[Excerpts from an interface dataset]
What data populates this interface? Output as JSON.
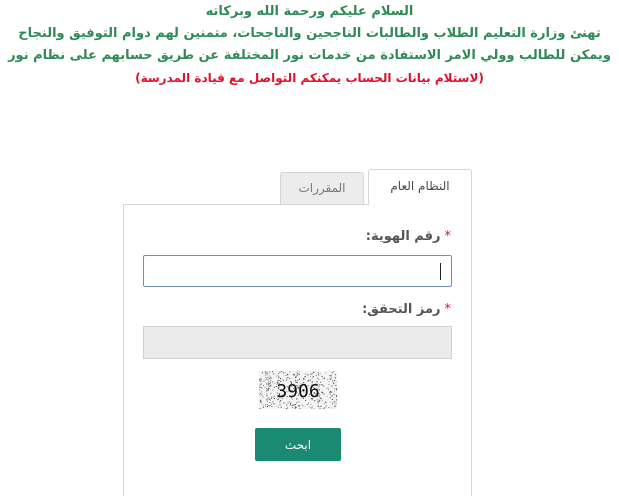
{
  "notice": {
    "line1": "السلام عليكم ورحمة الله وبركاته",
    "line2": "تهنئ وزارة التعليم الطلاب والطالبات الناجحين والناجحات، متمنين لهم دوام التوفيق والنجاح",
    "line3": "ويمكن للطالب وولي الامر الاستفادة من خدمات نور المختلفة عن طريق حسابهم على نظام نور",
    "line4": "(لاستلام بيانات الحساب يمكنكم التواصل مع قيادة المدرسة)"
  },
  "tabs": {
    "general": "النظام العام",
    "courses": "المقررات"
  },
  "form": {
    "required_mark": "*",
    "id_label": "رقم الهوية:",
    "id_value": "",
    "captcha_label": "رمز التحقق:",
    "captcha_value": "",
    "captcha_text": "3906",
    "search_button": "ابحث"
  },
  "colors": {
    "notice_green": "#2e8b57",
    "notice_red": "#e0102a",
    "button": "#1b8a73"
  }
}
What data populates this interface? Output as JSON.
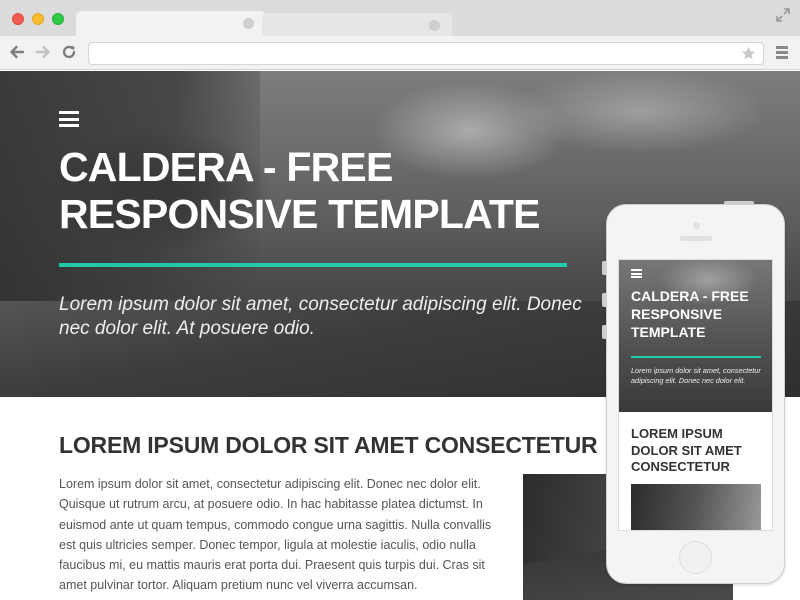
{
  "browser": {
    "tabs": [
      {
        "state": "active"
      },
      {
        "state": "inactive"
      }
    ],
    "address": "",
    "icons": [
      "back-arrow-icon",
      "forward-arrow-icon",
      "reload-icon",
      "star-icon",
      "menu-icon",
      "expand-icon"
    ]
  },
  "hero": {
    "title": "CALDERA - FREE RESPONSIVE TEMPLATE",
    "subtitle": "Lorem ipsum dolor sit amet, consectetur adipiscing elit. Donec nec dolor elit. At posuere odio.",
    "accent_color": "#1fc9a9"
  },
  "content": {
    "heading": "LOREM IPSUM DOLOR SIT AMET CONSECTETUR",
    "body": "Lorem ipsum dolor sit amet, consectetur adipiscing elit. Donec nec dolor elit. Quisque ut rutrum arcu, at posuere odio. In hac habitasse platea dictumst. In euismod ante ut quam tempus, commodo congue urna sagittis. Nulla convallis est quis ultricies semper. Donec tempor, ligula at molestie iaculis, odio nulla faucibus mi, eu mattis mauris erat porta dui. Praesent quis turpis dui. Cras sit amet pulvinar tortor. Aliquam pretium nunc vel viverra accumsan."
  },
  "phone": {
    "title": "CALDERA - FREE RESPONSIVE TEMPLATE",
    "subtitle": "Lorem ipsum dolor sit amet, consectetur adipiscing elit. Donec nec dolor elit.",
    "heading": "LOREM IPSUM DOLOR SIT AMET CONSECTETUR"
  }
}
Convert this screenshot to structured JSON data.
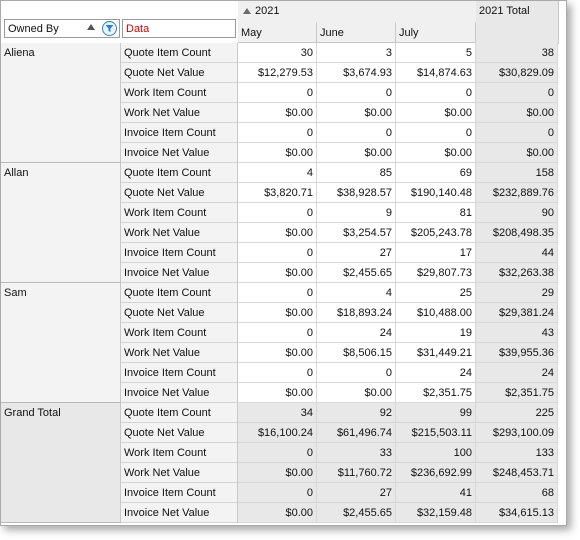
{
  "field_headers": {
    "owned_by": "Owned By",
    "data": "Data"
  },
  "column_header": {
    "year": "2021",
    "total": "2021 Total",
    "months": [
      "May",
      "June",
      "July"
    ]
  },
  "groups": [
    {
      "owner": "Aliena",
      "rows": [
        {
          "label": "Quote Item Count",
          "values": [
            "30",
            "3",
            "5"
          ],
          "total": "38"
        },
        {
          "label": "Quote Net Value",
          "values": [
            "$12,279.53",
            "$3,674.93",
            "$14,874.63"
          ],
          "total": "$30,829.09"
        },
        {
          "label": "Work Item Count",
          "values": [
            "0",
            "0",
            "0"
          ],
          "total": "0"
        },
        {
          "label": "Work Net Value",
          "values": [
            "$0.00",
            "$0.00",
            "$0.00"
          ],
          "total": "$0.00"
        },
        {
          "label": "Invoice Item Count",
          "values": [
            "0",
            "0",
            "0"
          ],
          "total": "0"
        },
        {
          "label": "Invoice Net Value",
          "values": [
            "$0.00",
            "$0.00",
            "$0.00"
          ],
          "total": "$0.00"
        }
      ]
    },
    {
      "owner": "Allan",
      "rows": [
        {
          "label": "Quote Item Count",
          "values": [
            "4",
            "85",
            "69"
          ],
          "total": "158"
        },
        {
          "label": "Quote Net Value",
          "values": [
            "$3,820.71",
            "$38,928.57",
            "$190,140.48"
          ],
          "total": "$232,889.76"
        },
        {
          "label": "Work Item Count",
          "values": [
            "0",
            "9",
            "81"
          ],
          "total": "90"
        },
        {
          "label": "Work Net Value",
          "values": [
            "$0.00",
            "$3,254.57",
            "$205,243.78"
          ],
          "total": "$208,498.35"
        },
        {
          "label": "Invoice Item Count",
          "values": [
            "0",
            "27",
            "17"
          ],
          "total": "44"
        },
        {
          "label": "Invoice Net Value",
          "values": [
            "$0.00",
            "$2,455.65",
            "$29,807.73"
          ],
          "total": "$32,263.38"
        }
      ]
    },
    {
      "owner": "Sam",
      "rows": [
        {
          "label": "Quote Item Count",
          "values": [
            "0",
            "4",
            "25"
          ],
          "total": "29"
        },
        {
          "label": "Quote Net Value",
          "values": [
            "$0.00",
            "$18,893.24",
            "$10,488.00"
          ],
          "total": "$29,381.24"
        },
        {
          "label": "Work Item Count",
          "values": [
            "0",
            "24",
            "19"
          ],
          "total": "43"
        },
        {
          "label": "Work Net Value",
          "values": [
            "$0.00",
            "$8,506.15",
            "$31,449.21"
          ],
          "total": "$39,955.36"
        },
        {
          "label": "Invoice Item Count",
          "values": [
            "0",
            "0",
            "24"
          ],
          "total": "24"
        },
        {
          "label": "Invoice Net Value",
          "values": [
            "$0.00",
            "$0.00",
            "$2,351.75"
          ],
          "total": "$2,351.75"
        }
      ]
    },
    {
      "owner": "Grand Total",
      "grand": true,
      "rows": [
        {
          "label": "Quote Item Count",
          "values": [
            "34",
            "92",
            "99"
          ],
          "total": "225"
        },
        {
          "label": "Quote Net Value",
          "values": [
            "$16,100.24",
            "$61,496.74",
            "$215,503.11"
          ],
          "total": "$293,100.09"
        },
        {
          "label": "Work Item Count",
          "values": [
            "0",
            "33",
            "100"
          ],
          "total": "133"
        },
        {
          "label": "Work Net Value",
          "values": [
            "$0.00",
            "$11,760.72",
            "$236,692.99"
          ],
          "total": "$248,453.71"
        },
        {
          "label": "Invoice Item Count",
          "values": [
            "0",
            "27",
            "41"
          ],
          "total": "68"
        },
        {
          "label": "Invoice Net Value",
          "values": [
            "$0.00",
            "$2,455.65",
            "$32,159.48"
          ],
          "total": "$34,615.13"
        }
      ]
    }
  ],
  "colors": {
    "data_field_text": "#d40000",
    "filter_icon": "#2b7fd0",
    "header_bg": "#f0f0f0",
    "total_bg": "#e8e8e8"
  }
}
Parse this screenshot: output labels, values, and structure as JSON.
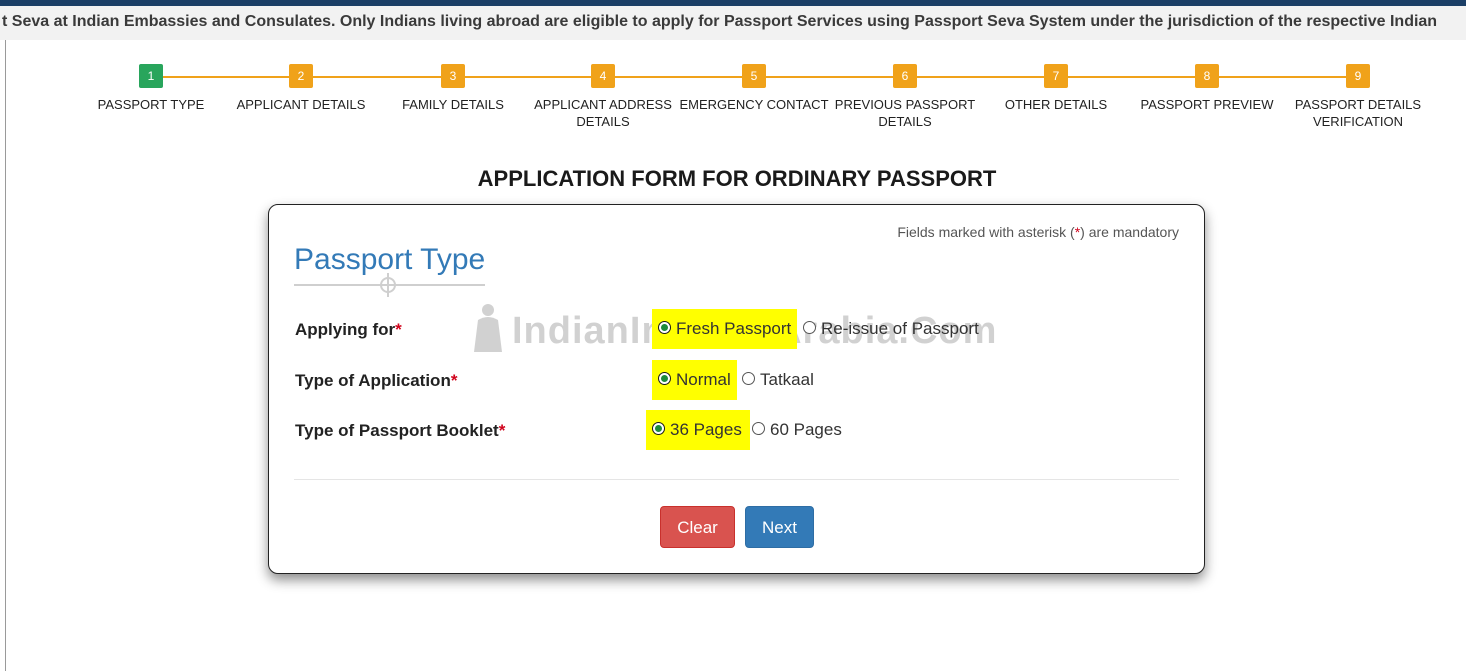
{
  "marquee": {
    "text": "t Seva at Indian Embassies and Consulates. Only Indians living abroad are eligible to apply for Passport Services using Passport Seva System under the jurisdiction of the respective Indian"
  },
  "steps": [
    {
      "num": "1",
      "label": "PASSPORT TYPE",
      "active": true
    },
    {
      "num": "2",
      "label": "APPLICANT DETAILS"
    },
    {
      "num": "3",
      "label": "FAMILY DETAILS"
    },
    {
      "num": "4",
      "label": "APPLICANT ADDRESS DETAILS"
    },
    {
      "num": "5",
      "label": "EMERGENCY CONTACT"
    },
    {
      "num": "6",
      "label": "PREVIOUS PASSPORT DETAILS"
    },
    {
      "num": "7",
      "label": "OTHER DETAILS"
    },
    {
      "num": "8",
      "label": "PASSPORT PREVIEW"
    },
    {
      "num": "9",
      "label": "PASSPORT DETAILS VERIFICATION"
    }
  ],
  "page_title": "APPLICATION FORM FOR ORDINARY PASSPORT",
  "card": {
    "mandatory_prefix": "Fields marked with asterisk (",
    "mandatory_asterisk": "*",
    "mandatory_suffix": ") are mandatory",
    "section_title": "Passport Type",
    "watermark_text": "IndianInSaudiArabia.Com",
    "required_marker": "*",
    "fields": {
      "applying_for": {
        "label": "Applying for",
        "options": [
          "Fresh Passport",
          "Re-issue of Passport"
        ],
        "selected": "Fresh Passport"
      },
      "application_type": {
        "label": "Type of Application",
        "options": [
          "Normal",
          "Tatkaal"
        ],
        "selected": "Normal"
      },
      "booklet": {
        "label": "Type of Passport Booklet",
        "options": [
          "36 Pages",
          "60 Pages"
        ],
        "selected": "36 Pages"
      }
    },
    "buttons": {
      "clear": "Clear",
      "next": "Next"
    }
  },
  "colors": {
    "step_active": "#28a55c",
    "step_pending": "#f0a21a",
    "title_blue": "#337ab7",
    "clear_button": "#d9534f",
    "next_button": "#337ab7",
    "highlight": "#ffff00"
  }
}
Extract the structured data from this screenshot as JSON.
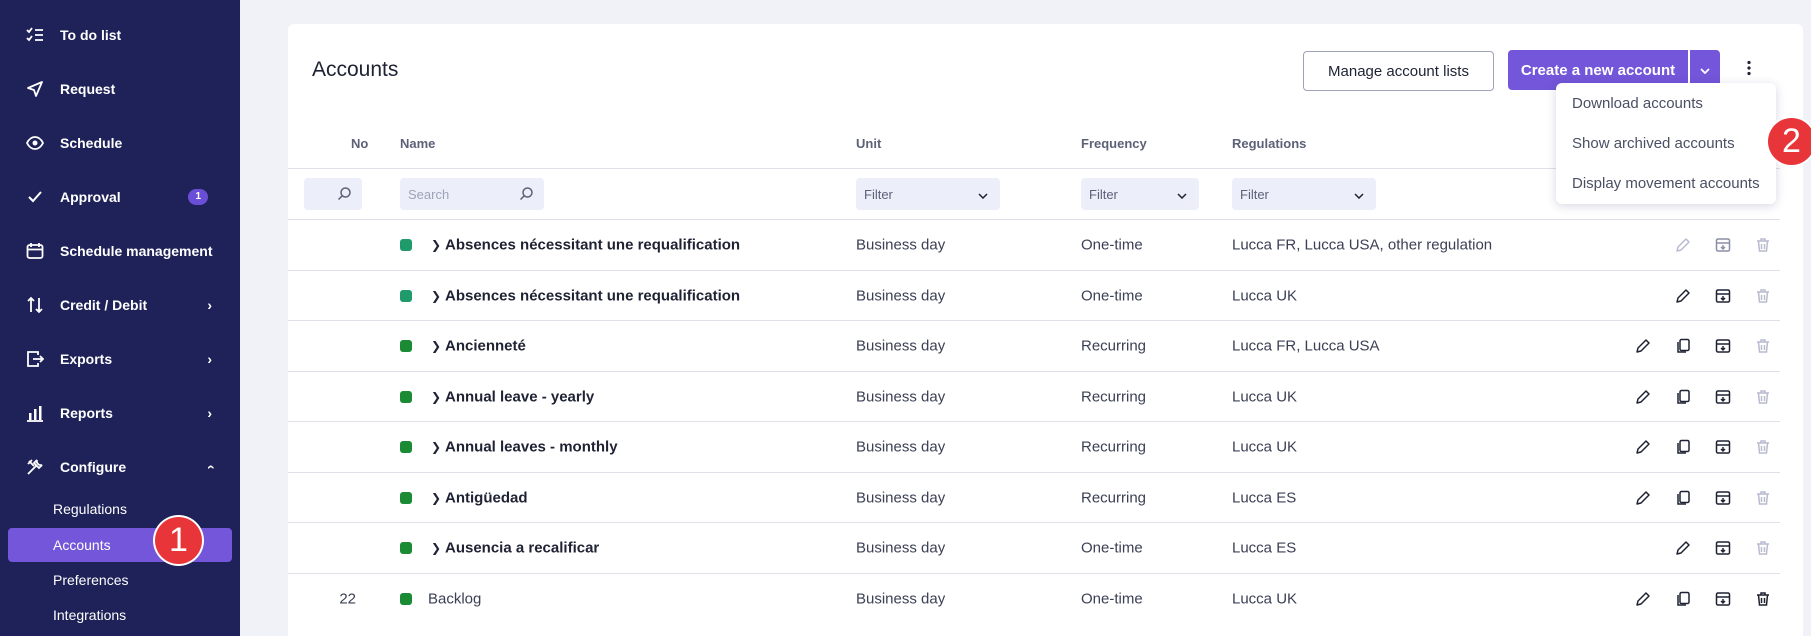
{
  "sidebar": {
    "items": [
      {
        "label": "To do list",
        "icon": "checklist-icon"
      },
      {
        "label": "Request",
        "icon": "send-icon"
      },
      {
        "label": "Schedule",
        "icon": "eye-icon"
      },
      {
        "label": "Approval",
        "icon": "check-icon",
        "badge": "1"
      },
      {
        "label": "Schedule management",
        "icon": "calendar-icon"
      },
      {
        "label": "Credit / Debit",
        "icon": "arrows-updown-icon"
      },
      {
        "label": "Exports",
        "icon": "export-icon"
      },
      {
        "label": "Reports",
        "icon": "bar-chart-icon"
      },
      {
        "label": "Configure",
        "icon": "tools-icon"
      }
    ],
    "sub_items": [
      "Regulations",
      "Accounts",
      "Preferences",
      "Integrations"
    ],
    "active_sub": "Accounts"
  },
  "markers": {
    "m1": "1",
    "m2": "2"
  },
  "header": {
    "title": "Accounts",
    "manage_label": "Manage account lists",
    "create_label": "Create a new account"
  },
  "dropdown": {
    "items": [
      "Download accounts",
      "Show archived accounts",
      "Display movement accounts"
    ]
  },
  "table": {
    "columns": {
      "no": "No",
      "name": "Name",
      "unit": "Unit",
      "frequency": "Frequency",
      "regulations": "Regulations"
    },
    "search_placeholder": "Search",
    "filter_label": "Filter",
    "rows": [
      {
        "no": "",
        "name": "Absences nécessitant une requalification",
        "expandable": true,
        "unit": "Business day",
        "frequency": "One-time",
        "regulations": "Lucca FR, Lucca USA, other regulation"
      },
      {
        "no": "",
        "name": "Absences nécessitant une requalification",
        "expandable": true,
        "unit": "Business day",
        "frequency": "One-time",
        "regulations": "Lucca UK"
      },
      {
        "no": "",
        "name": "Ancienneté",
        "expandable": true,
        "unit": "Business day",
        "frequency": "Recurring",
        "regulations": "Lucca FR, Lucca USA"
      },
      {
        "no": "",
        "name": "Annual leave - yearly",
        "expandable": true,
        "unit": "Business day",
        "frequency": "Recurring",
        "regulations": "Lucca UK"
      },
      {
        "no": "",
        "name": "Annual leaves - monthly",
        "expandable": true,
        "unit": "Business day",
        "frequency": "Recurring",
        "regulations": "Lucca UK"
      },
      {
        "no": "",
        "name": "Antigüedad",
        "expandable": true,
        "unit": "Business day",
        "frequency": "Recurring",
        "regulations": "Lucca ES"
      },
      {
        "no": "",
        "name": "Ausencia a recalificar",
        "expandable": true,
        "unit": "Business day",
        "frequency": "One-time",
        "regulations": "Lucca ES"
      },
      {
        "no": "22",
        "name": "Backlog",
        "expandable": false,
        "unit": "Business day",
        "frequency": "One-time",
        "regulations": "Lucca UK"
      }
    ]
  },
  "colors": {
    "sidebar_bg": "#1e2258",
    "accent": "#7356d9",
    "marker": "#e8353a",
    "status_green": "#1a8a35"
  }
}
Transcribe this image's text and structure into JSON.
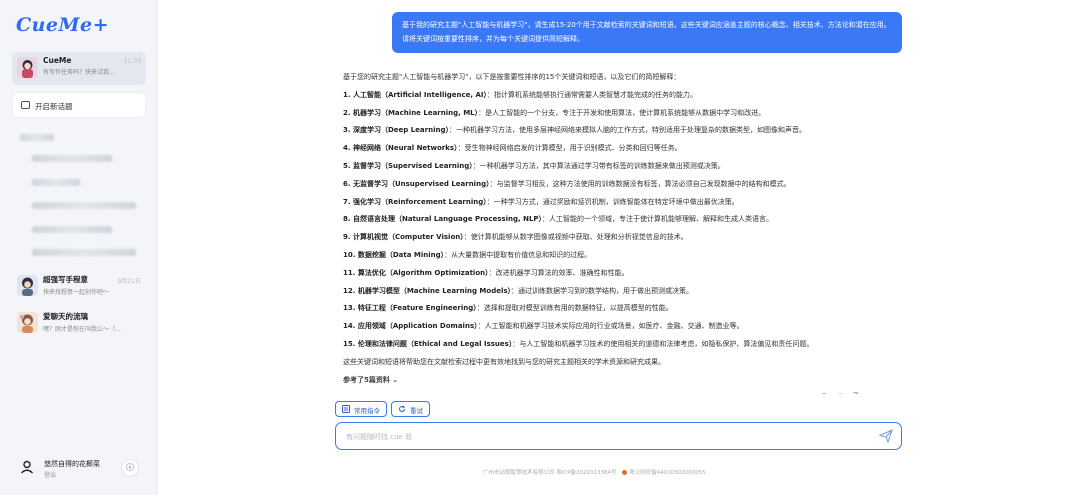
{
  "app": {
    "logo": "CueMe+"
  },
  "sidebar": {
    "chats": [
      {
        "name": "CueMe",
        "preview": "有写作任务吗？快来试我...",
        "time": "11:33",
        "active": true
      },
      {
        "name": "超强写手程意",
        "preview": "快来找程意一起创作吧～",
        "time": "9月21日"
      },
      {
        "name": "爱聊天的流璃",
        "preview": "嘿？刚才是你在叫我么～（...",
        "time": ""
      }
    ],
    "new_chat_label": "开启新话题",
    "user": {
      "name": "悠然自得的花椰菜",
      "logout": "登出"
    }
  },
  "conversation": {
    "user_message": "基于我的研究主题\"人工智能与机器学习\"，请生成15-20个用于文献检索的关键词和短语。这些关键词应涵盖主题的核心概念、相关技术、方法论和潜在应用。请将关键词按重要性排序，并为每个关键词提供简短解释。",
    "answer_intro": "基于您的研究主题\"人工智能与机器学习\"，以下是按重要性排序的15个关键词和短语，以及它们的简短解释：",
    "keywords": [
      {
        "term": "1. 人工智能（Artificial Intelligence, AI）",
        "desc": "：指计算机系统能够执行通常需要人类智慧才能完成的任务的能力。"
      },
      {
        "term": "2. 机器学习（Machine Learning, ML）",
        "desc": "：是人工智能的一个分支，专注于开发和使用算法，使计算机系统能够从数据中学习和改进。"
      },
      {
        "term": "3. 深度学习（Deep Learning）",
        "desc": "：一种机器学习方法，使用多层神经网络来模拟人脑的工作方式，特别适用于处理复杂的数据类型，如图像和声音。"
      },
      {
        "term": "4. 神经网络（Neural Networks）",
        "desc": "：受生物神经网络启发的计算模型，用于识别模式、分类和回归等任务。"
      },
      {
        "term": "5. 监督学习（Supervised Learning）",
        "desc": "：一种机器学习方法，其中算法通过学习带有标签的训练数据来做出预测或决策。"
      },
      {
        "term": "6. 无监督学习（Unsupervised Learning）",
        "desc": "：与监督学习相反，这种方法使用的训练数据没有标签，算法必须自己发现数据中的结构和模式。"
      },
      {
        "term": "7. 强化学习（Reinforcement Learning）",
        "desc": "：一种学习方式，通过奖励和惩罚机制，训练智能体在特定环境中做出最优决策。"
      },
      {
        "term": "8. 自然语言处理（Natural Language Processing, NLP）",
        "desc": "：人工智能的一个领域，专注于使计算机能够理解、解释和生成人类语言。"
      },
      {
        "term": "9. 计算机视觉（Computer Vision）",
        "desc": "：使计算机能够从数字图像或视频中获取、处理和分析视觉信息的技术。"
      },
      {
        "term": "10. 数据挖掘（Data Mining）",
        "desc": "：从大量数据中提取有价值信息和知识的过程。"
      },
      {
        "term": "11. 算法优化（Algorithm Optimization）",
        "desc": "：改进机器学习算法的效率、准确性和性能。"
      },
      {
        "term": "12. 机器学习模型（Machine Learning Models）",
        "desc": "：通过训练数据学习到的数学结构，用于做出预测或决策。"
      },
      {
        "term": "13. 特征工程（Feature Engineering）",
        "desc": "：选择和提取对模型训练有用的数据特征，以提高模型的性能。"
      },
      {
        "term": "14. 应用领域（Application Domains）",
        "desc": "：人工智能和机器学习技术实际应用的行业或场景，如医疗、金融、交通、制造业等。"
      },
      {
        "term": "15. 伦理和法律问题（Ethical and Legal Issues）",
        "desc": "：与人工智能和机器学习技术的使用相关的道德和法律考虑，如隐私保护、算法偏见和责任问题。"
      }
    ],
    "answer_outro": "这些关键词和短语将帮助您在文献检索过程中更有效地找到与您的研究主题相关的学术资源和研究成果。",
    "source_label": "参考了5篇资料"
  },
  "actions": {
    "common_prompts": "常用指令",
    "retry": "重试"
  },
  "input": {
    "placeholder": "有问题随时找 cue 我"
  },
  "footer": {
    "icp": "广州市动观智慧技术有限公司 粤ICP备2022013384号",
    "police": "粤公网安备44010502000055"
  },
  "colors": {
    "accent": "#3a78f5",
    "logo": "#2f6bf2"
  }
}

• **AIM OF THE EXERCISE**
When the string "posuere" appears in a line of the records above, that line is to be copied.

• **SOLUTION TO THIS EXERCISE**
    "subtitle": "Lorem ipsum dolor sit amet, consectetur adipiscing elit. Donec nec dolor elit. At posuere odio.",
    "body": "Lorem ipsum dolor sit amet, consectetur adipiscing elit. Donec nec dolor elit. Quisque ut rutrum arcu, at posuere odio. In hac habitasse platea dictumst. In euismod ante ut quam tempus, commodo congue urna sagittis. Nulla convallis est quis ultricies semper. Donec tempor, ligula at molestie iaculis, odio nulla faucibus mi, eu mattis mauris erat porta dui. Praesent quis turpis dui. Cras sit amet pulvinar tortor. Aliquam pretium nunc vel viverra accumsan."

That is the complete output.